WORK INSTRUCTION = Each record that follows should be duplicated exactly, except for its pictures.
----- DATA EXTRACTS -----
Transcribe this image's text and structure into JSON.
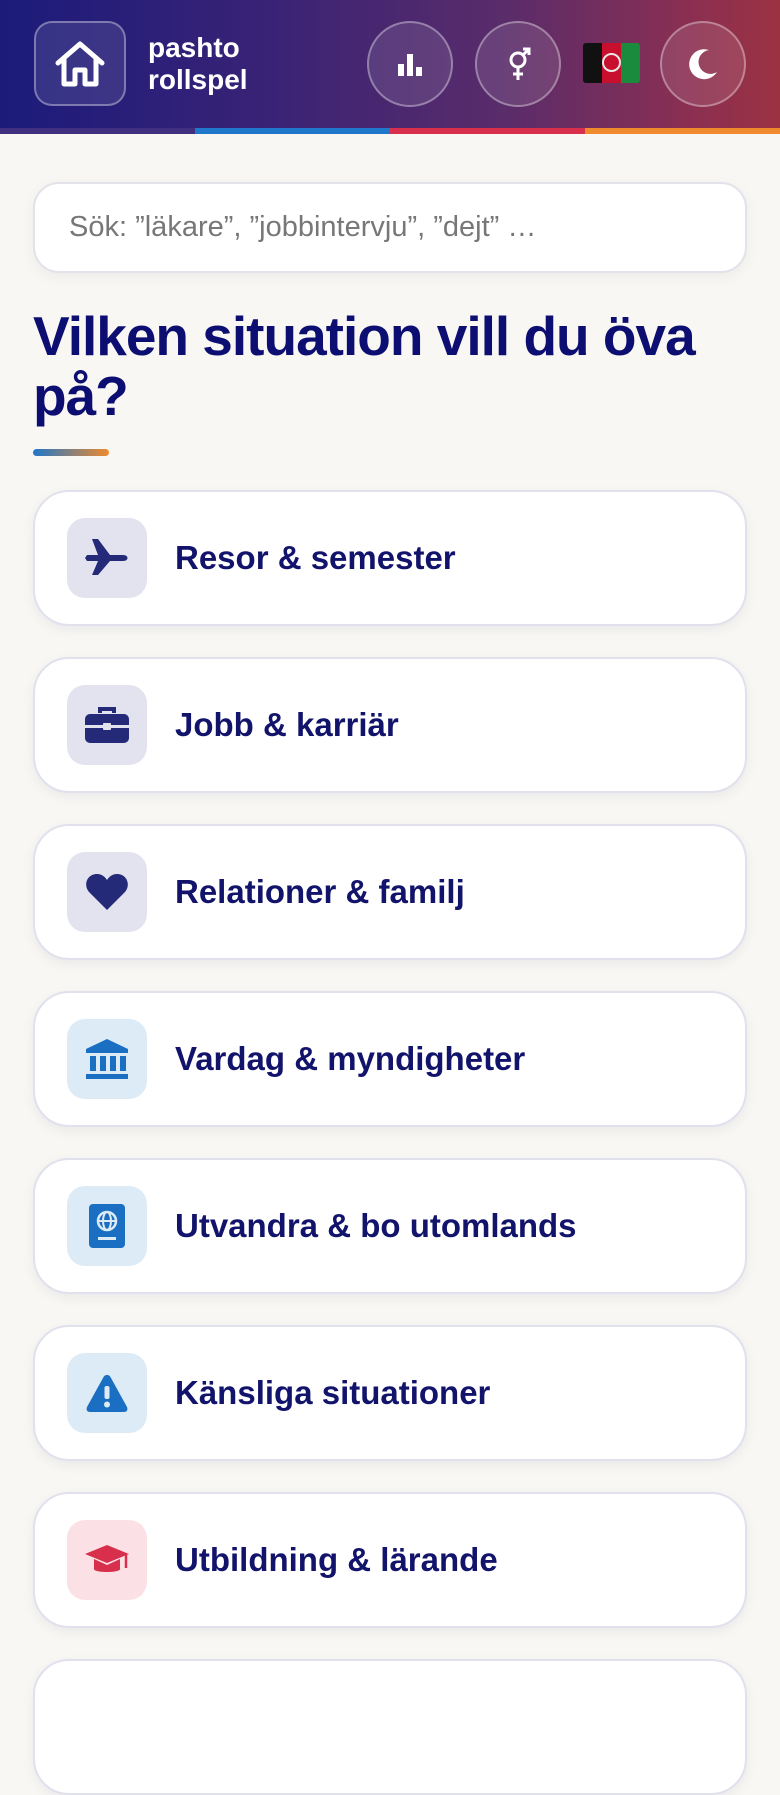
{
  "header": {
    "brand_line1": "pashto",
    "brand_line2": "rollspel",
    "home_icon": "home-icon",
    "stats_icon": "bar-chart-icon",
    "gender_icon": "gender-icon",
    "flag_icon": "afghanistan-flag-icon",
    "theme_icon": "moon-icon"
  },
  "search": {
    "placeholder": "Sök: ”läkare”, ”jobbintervju”, ”dejt” …",
    "value": ""
  },
  "main": {
    "title": "Vilken situation vill du öva på?"
  },
  "categories": [
    {
      "label": "Resor & semester",
      "icon": "airplane-icon",
      "icon_color": "#252a78",
      "icon_bg": "#e3e3f0"
    },
    {
      "label": "Jobb & karriär",
      "icon": "briefcase-icon",
      "icon_color": "#252a78",
      "icon_bg": "#e3e3f0"
    },
    {
      "label": "Relationer & familj",
      "icon": "heart-icon",
      "icon_color": "#252a78",
      "icon_bg": "#e3e3f0"
    },
    {
      "label": "Vardag & myndigheter",
      "icon": "government-building-icon",
      "icon_color": "#1b6fc2",
      "icon_bg": "#ddebf7"
    },
    {
      "label": "Utvandra & bo utomlands",
      "icon": "passport-icon",
      "icon_color": "#1b6fc2",
      "icon_bg": "#ddebf7"
    },
    {
      "label": "Känsliga situationer",
      "icon": "warning-icon",
      "icon_color": "#1b6fc2",
      "icon_bg": "#ddebf7"
    },
    {
      "label": "Utbildning & lärande",
      "icon": "graduation-cap-icon",
      "icon_color": "#d72f4c",
      "icon_bg": "#fbe1e5"
    }
  ],
  "colors": {
    "title": "#0d0e72",
    "stripe": [
      "#3f2f7e",
      "#1f77c9",
      "#d72f4c",
      "#ef8a2d"
    ]
  }
}
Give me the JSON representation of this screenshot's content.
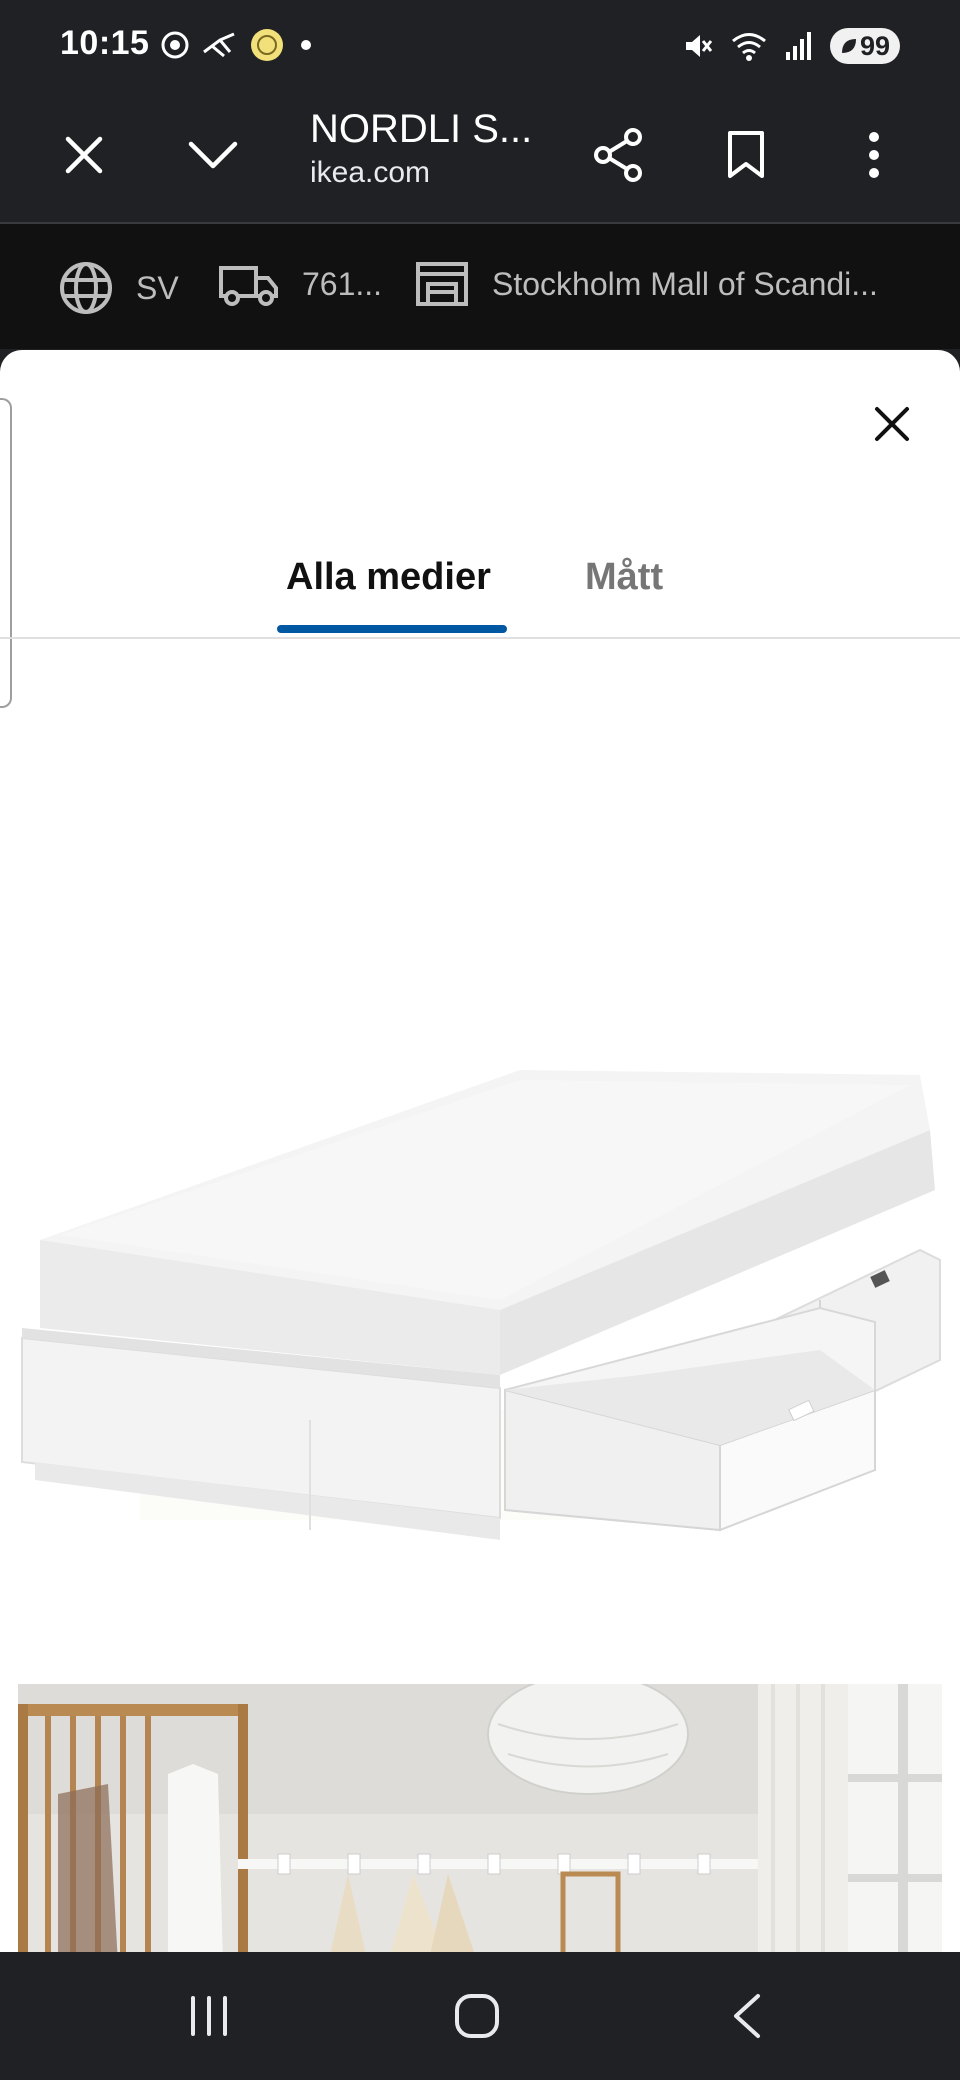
{
  "status_bar": {
    "time": "10:15",
    "battery": "99",
    "left_icons": [
      "chrome-icon",
      "messaging-icon",
      "notification-app-icon",
      "dot-icon"
    ],
    "right_icons": [
      "mute-icon",
      "wifi-icon",
      "signal-icon",
      "battery-saver-icon"
    ]
  },
  "browser_header": {
    "title": "NORDLI S...",
    "url": "ikea.com",
    "icons": [
      "close-icon",
      "chevron-down-icon",
      "share-icon",
      "bookmark-icon",
      "more-vert-icon"
    ]
  },
  "locale_bar": {
    "language": "SV",
    "postcode": "761...",
    "store": "Stockholm Mall of Scandi..."
  },
  "media_sheet": {
    "tabs": [
      {
        "label": "Alla medier",
        "active": true
      },
      {
        "label": "Mått",
        "active": false
      }
    ],
    "accent_color": "#0058a3"
  },
  "nav_bar": {
    "icons": [
      "recent-apps-icon",
      "home-icon",
      "back-icon"
    ]
  }
}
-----
ANSWER AREA =
Transcribe this image's text and structure into JSON.
{
  "header": {
    "brand_line1": "pashto",
    "brand_line2": "rollspel",
    "home_icon": "home-icon",
    "stats_icon": "bar-chart-icon",
    "gender_icon": "gender-icon",
    "flag_icon": "afghanistan-flag-icon",
    "theme_icon": "moon-icon"
  },
  "search": {
    "placeholder": "Sök: ”läkare”, ”jobbintervju”, ”dejt” …",
    "value": ""
  },
  "main": {
    "title": "Vilken situation vill du öva på?"
  },
  "categories": [
    {
      "label": "Resor & semester",
      "icon": "airplane-icon",
      "icon_color": "#252a78",
      "icon_bg": "#e3e3f0"
    },
    {
      "label": "Jobb & karriär",
      "icon": "briefcase-icon",
      "icon_color": "#252a78",
      "icon_bg": "#e3e3f0"
    },
    {
      "label": "Relationer & familj",
      "icon": "heart-icon",
      "icon_color": "#252a78",
      "icon_bg": "#e3e3f0"
    },
    {
      "label": "Vardag & myndigheter",
      "icon": "government-building-icon",
      "icon_color": "#1b6fc2",
      "icon_bg": "#ddebf7"
    },
    {
      "label": "Utvandra & bo utomlands",
      "icon": "passport-icon",
      "icon_color": "#1b6fc2",
      "icon_bg": "#ddebf7"
    },
    {
      "label": "Känsliga situationer",
      "icon": "warning-icon",
      "icon_color": "#1b6fc2",
      "icon_bg": "#ddebf7"
    },
    {
      "label": "Utbildning & lärande",
      "icon": "graduation-cap-icon",
      "icon_color": "#d72f4c",
      "icon_bg": "#fbe1e5"
    }
  ],
  "colors": {
    "title": "#0d0e72",
    "stripe": [
      "#3f2f7e",
      "#1f77c9",
      "#d72f4c",
      "#ef8a2d"
    ]
  }
}
Give me the JSON representation of this screenshot's content.
{
  "status_bar": {
    "time": "10:15",
    "battery": "99",
    "left_icons": [
      "chrome-icon",
      "messaging-icon",
      "notification-app-icon",
      "dot-icon"
    ],
    "right_icons": [
      "mute-icon",
      "wifi-icon",
      "signal-icon",
      "battery-saver-icon"
    ]
  },
  "browser_header": {
    "title": "NORDLI S...",
    "url": "ikea.com",
    "icons": [
      "close-icon",
      "chevron-down-icon",
      "share-icon",
      "bookmark-icon",
      "more-vert-icon"
    ]
  },
  "locale_bar": {
    "language": "SV",
    "postcode": "761...",
    "store": "Stockholm Mall of Scandi..."
  },
  "media_sheet": {
    "tabs": [
      {
        "label": "Alla medier",
        "active": true
      },
      {
        "label": "Mått",
        "active": false
      }
    ],
    "accent_color": "#0058a3"
  },
  "nav_bar": {
    "icons": [
      "recent-apps-icon",
      "home-icon",
      "back-icon"
    ]
  }
}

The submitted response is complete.